first two grounds for habeas relief are: (1) judicial bias;
and (2) prosecutorial misconduct. The Superior Court
determined these claims were procedurally defaulted, because
Petitioner first raised these claims in his petition for writ
of habeas corpus, instead of on direct review.
Standard of Review for Procedural Default
federal court cannot review claims in a petition for writ of
habeas corpus if a state court denied relief on the claims
based on state law procedural grounds that are independent of
federal law and adequate to support the judgment. Coleman
v. Thompson, 501 U.S. 722, 750 (1991). “A district
court properly refuses to reach the merits of a habeas
petition if the petitioner has defaulted on the particular
state's procedural requirements.” Park v.
California, 202 F.3d 1146, 1150 (2000).
petitioner procedurally defaults his claim if he fails to
comply with a state procedural rule or fails to raise his
claim at the state level. Peterson v. Lampert, 319
F.3d 1153, 1156 (9th Cir. 2003) (citing O'Sullivan v.
Boerckel, 562 U.S. 838, 844-45 (1999)). The procedural
default doctrine applies when a state court determination of
default is based in state law that is both adequate to
support he judgment and independent of federal law.
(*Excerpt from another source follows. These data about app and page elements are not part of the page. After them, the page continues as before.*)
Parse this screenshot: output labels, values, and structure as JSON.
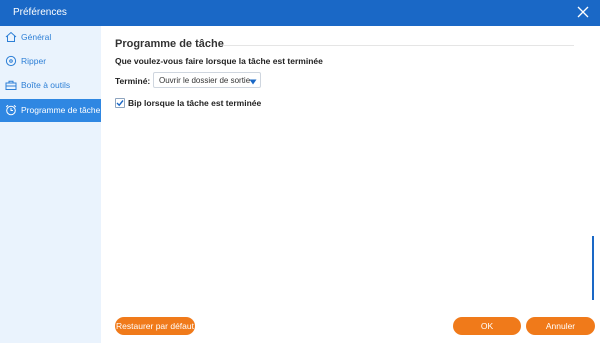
{
  "window": {
    "title": "Préférences",
    "close_icon": "close-icon"
  },
  "sidebar": {
    "items": [
      {
        "label": "Général",
        "icon": "home-icon",
        "active": false
      },
      {
        "label": "Ripper",
        "icon": "disc-icon",
        "active": false
      },
      {
        "label": "Boîte à outils",
        "icon": "toolbox-icon",
        "active": false
      },
      {
        "label": "Programme de tâche",
        "icon": "alarm-clock-icon",
        "active": true
      }
    ]
  },
  "main": {
    "section_title": "Programme de tâche",
    "question": "Que voulez-vous faire lorsque la tâche est terminée",
    "done_label": "Terminé:",
    "done_select": {
      "value": "Ouvrir le dossier de sortie",
      "arrow_icon": "dropdown-arrow-icon"
    },
    "beep_checkbox": {
      "label": "Bip lorsque la tâche est terminée",
      "checked": true
    }
  },
  "buttons": {
    "reset": "Restaurer par défaut",
    "ok": "OK",
    "cancel": "Annuler"
  },
  "colors": {
    "titlebar": "#1a68c6",
    "sidebar_bg": "#eaf3fd",
    "sidebar_active": "#2f87e2",
    "sidebar_text": "#2d7fd6",
    "accent_orange": "#f07a1a"
  }
}
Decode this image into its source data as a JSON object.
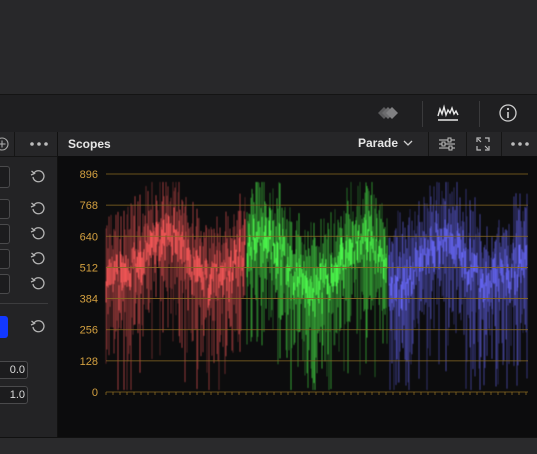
{
  "scopes": {
    "title": "Scopes",
    "mode": "Parade",
    "scale_labels": [
      "896",
      "768",
      "640",
      "512",
      "384",
      "256",
      "128",
      "0"
    ]
  },
  "left_panel": {
    "field_values": [
      "0.0",
      "1.0"
    ],
    "swatch_color": "#1238ff"
  },
  "colors": {
    "scale_text": "#d3a040",
    "graticule": "#8a6a22",
    "red_trace": "#ff5a5a",
    "green_trace": "#4dff4d",
    "blue_trace": "#6a6aff"
  },
  "icons": {
    "viewer_overlay": "layered-diamonds-icon",
    "scopes": "waveform-icon",
    "info": "info-icon",
    "options": "sliders-icon",
    "expand": "expand-icon",
    "more": "ellipsis-icon"
  }
}
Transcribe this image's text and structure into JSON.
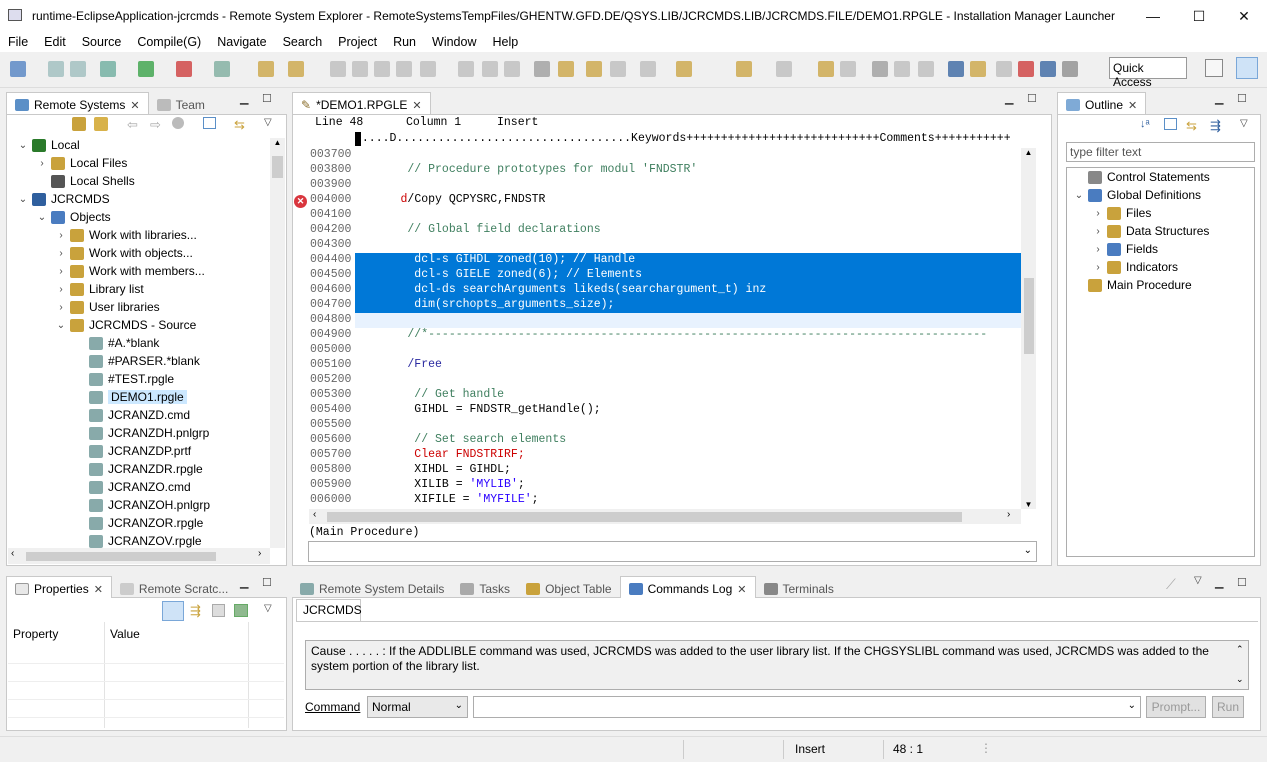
{
  "window": {
    "title": "runtime-EclipseApplication-jcrcmds - Remote System Explorer - RemoteSystemsTempFiles/GHENTW.GFD.DE/QSYS.LIB/JCRCMDS.LIB/JCRCMDS.FILE/DEMO1.RPGLE - Installation Manager Launcher",
    "min": "—",
    "max": "☐",
    "close": "✕"
  },
  "menu": [
    "File",
    "Edit",
    "Source",
    "Compile(G)",
    "Navigate",
    "Search",
    "Project",
    "Run",
    "Window",
    "Help"
  ],
  "toolbar": {
    "quick_access": "Quick Access"
  },
  "remote_systems": {
    "tab_label": "Remote Systems",
    "tab2_label": "Team",
    "tree": [
      {
        "label": "Local",
        "twist": "⌄"
      },
      {
        "label": "Local Files",
        "twist": "›"
      },
      {
        "label": "Local Shells",
        "twist": ""
      },
      {
        "label": "JCRCMDS",
        "twist": "⌄"
      },
      {
        "label": "Objects",
        "twist": "⌄"
      },
      {
        "label": "Work with libraries...",
        "twist": "›"
      },
      {
        "label": "Work with objects...",
        "twist": "›"
      },
      {
        "label": "Work with members...",
        "twist": "›"
      },
      {
        "label": "Library list",
        "twist": "›"
      },
      {
        "label": "User libraries",
        "twist": "›"
      },
      {
        "label": "JCRCMDS - Source",
        "twist": "⌄"
      },
      {
        "label": "#A.*blank",
        "twist": ""
      },
      {
        "label": "#PARSER.*blank",
        "twist": ""
      },
      {
        "label": "#TEST.rpgle",
        "twist": ""
      },
      {
        "label": "DEMO1.rpgle",
        "twist": ""
      },
      {
        "label": "JCRANZD.cmd",
        "twist": ""
      },
      {
        "label": "JCRANZDH.pnlgrp",
        "twist": ""
      },
      {
        "label": "JCRANZDP.prtf",
        "twist": ""
      },
      {
        "label": "JCRANZDR.rpgle",
        "twist": ""
      },
      {
        "label": "JCRANZO.cmd",
        "twist": ""
      },
      {
        "label": "JCRANZOH.pnlgrp",
        "twist": ""
      },
      {
        "label": "JCRANZOR.rpgle",
        "twist": ""
      },
      {
        "label": "JCRANZOV.rpgle",
        "twist": ""
      }
    ]
  },
  "editor": {
    "tab_label": "*DEMO1.RPGLE",
    "line_label": "Line 48",
    "column_label": "Column 1",
    "mode_label": "Insert",
    "ruler": ".....D..................................Keywords++++++++++++++++++++++++++++Comments+++++++++++",
    "lines": [
      {
        "num": "003700",
        "text": ""
      },
      {
        "num": "003800",
        "text": "      // Procedure prototypes for modul 'FNDSTR'"
      },
      {
        "num": "003900",
        "text": ""
      },
      {
        "num": "004000",
        "text": "     d/Copy QCPYSRC,FNDSTR"
      },
      {
        "num": "004100",
        "text": ""
      },
      {
        "num": "004200",
        "text": "      // Global field declarations"
      },
      {
        "num": "004300",
        "text": ""
      },
      {
        "num": "004400",
        "text": "       dcl-s GIHDL zoned(10); // Handle"
      },
      {
        "num": "004500",
        "text": "       dcl-s GIELE zoned(6); // Elements"
      },
      {
        "num": "004600",
        "text": "       dcl-ds searchArguments likeds(searchargument_t) inz"
      },
      {
        "num": "004700",
        "text": "       dim(srchopts_arguments_size);"
      },
      {
        "num": "004800",
        "text": ""
      },
      {
        "num": "004900",
        "text": "      //*---------------------------------------------------------------------------------"
      },
      {
        "num": "005000",
        "text": ""
      },
      {
        "num": "005100",
        "text": "      /Free"
      },
      {
        "num": "005200",
        "text": ""
      },
      {
        "num": "005300",
        "text": "       // Get handle"
      },
      {
        "num": "005400",
        "text": "       GIHDL = FNDSTR_getHandle();"
      },
      {
        "num": "005500",
        "text": ""
      },
      {
        "num": "005600",
        "text": "       // Set search elements"
      },
      {
        "num": "005700",
        "text": "       Clear FNDSTRIRF;"
      },
      {
        "num": "005800",
        "text": "       XIHDL = GIHDL;"
      },
      {
        "num": "005900",
        "text": "       XILIB = 'MYLIB';"
      },
      {
        "num": "006000",
        "text": "       XIFILE = 'MYFILE';"
      }
    ],
    "procedure_label": "(Main Procedure)"
  },
  "outline": {
    "tab_label": "Outline",
    "filter_placeholder": "type filter text",
    "tree": [
      {
        "label": "Control Statements",
        "twist": ""
      },
      {
        "label": "Global Definitions",
        "twist": "⌄"
      },
      {
        "label": "Files",
        "twist": "›"
      },
      {
        "label": "Data Structures",
        "twist": "›"
      },
      {
        "label": "Fields",
        "twist": "›"
      },
      {
        "label": "Indicators",
        "twist": "›"
      },
      {
        "label": "Main Procedure",
        "twist": ""
      }
    ]
  },
  "properties": {
    "tab_label": "Properties",
    "tab2_label": "Remote Scratc...",
    "col_property": "Property",
    "col_value": "Value"
  },
  "bottom": {
    "tabs": [
      "Remote System Details",
      "Tasks",
      "Object Table",
      "Commands Log",
      "Terminals"
    ],
    "system_tab": "JCRCMDS",
    "log_text": "Cause . . . . . :   If the ADDLIBLE command was used, JCRCMDS was added to the user library list.  If the CHGSYSLIBL command was used, JCRCMDS was added to the system portion of the library list.",
    "command_label": "Command",
    "command_mode": "Normal",
    "prompt_label": "Prompt...",
    "run_label": "Run"
  },
  "status": {
    "mode": "Insert",
    "position": "48 : 1"
  }
}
Ylst
v. Nunnemaker, 501 U.S. 797, 801 (1991). An adequate
rule is one that is "firmly established and regularly
followed." Id. (quoting Ford v.
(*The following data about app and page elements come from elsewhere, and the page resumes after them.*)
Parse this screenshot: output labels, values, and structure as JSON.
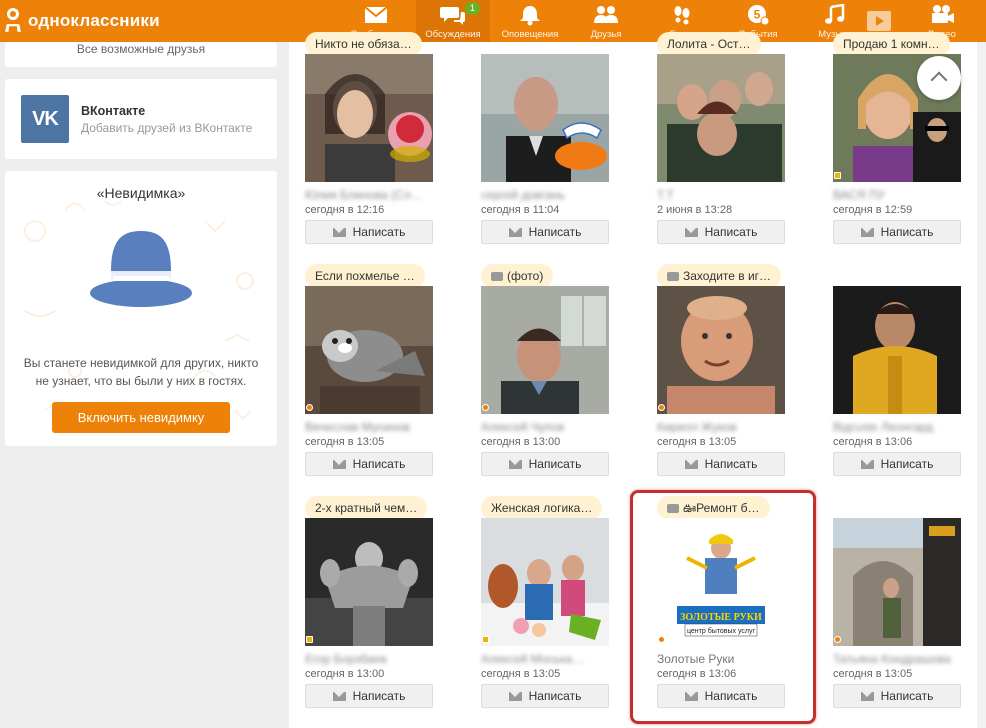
{
  "logo": {
    "text": "одноклассники"
  },
  "nav": [
    {
      "label": "Сообщения",
      "icon": "envelope-icon"
    },
    {
      "label": "Обсуждения",
      "icon": "chat-bubbles-icon",
      "badge": "1",
      "active": true
    },
    {
      "label": "Оповещения",
      "icon": "bell-icon"
    },
    {
      "label": "Друзья",
      "icon": "friends-icon"
    },
    {
      "label": "Гости",
      "icon": "footprints-icon"
    },
    {
      "label": "События",
      "icon": "events-icon"
    },
    {
      "label": "Музыка",
      "icon": "music-note-icon"
    },
    {
      "label": "Видео",
      "icon": "video-camera-icon"
    }
  ],
  "left": {
    "friends_text": "Все возможные друзья",
    "vk": {
      "title": "ВКонтакте",
      "subtitle": "Добавить друзей из ВКонтакте",
      "logo_text": "VK"
    },
    "invisible": {
      "title": "«Невидимка»",
      "text1": "Вы станете невидимкой для других, никто",
      "text2": "не узнает, что вы были у них в гостях.",
      "button": "Включить невидимку"
    }
  },
  "colors": {
    "brand": "#ee8208",
    "highlight": "#c42f2f",
    "vk": "#4c75a3"
  },
  "guests": [
    {
      "status": "Никто не обяза…",
      "name": "Юлия Блинова (Сл…",
      "time": "сегодня в 12:16",
      "button": "Написать"
    },
    {
      "status": "",
      "name": "сергей довгань",
      "time": "сегодня в 11:04",
      "button": "Написать"
    },
    {
      "status": "Лолита - Ост…",
      "name": "Т.Т",
      "time": "2 июня в 13:28",
      "button": "Написать"
    },
    {
      "status": "Продаю 1 комн…",
      "name": "ВАСЯ ПУ",
      "time": "сегодня в 12:59",
      "button": "Написать"
    },
    {
      "status": "Если похмелье …",
      "name": "Вячеслав Мусинов",
      "time": "сегодня в 13:05",
      "button": "Написать"
    },
    {
      "status": "(фото)",
      "name": "Алексей Чупов",
      "time": "сегодня в 13:00",
      "button": "Написать"
    },
    {
      "status": "Заходите в иг…",
      "name": "Кирилл Жуков",
      "time": "сегодня в 13:05",
      "button": "Написать"
    },
    {
      "status": "",
      "name": "Відгuste Леонгард",
      "time": "сегодня в 13:06",
      "button": "Написать"
    },
    {
      "status": "2-х кратный чем…",
      "name": "Егор Борзбаев",
      "time": "сегодня в 13:00",
      "button": "Написать"
    },
    {
      "status": "Женская логика…",
      "name": "Алексей Моська…",
      "time": "сегодня в 13:05",
      "button": "Написать"
    },
    {
      "status": "ఊРемонт б…",
      "name": "Золотые Руки",
      "time": "сегодня в 13:06",
      "button": "Написать",
      "photo_text1": "ЗОЛОТЫЕ РУКИ",
      "photo_text2": "центр бытовых услуг"
    },
    {
      "status": "",
      "name": "Татьяна Кондрашова",
      "time": "сегодня в 13:05",
      "button": "Написать"
    }
  ]
}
Georgia, 498 U.S. 411, 423-24 (1991)); Bennett v.
Mueller, 322 F.3d 573, 583 (9th Cir. 2003). An
independent rule is one that is not "interwoven with
federal law." Park, 202 F.3d 1146 at 1152
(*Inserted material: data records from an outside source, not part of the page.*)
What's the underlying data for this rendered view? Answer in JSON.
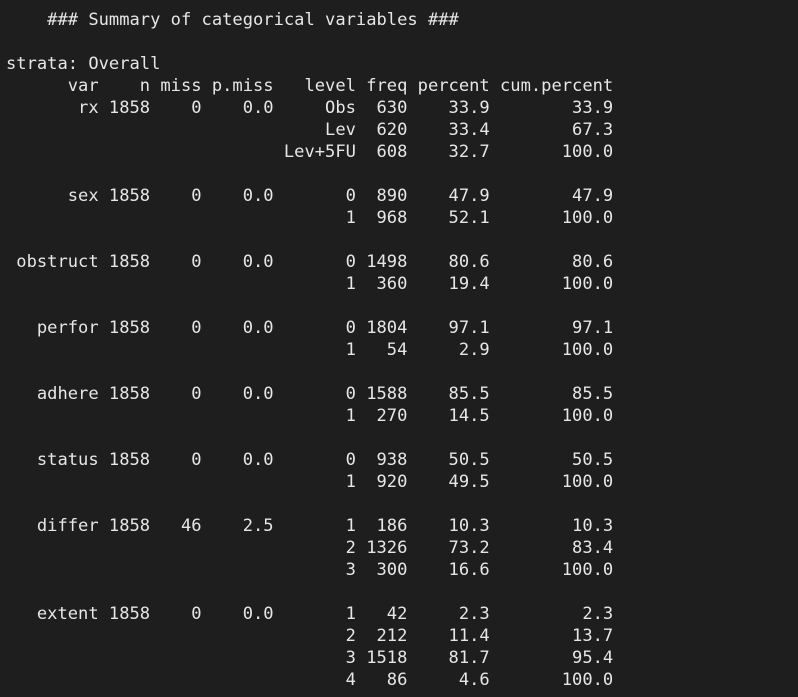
{
  "console": {
    "lines": [
      "    ### Summary of categorical variables ###",
      "",
      "strata: Overall",
      "      var    n miss p.miss   level freq percent cum.percent",
      "       rx 1858    0    0.0     Obs  630    33.9        33.9",
      "                               Lev  620    33.4        67.3",
      "                           Lev+5FU  608    32.7       100.0",
      "",
      "      sex 1858    0    0.0       0  890    47.9        47.9",
      "                                 1  968    52.1       100.0",
      "",
      " obstruct 1858    0    0.0       0 1498    80.6        80.6",
      "                                 1  360    19.4       100.0",
      "",
      "   perfor 1858    0    0.0       0 1804    97.1        97.1",
      "                                 1   54     2.9       100.0",
      "",
      "   adhere 1858    0    0.0       0 1588    85.5        85.5",
      "                                 1  270    14.5       100.0",
      "",
      "   status 1858    0    0.0       0  938    50.5        50.5",
      "                                 1  920    49.5       100.0",
      "",
      "   differ 1858   46    2.5       1  186    10.3        10.3",
      "                                 2 1326    73.2        83.4",
      "                                 3  300    16.6       100.0",
      "",
      "   extent 1858    0    0.0       1   42     2.3         2.3",
      "                                 2  212    11.4        13.7",
      "                                 3 1518    81.7        95.4",
      "                                 4   86     4.6       100.0"
    ]
  }
}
(quoting Michigan v. Long, 463 U.S. 1032, 1040-41
state prisoner has defaulted on his federal claim in state
court pursuant to an independent and adequate state
procedural rule, federal habeas review of the claim is
barred, unless the prisoner can demonstrate
“cause” for the default and “actual
prejudice” as a result of the alleged violation of
federal law, or demonstrate that failure to consider the
claims will result in a fundamental miscarriage of justice.
Coleman, 501 U.S. at 750.
Superior Court Opinion
habeas petition before the Superior Court, Petitioner raised
five claims: (1) prosecutorial misconduct; (2) judicial bias;
(3) insufficiency of evidence; (4) violation of his Due
Process Rights as to the designation of the investigating
officer and discovery issues; and (5) ineffective assistance
of counsel. (Lodged Doc. 31).
The Superior Court denied the first four claims, finding that
[f]ailed to assert [the] claims on direct appeal and has not
demonstrated an exception to the general rule that a court
will dismiss a habeas petition if it alleges an issue that
could have been, but was not raised on direct appeal. (In re
Harris (1993) 5 Cal.4th 813, 829).
(Lodged Doc. 32 at 2). In other words, Petitioner failed to
exhaust his claims on direct appeal and therefore could not
raise them in a petition for writ of habeas corpus.
the Superior Court's decision is the one reasoned state
court decision that addresses Petitioner's habeas claims;
therefore the court will “look[ ] through” the
summary denial by the California Supreme Court to the
Superior Court decision and presume the Supreme Court's
decision “rest[s] upon the same ground.”
Ylst, 501 U.S. at 803. Additionally, as here, where
“the last reasoned opinion on the claim explicitly
imposes a procedural default, we will presume that a later
decision rejecting the claim did not silently disregard that
State Court's Finding of Procedural Default Was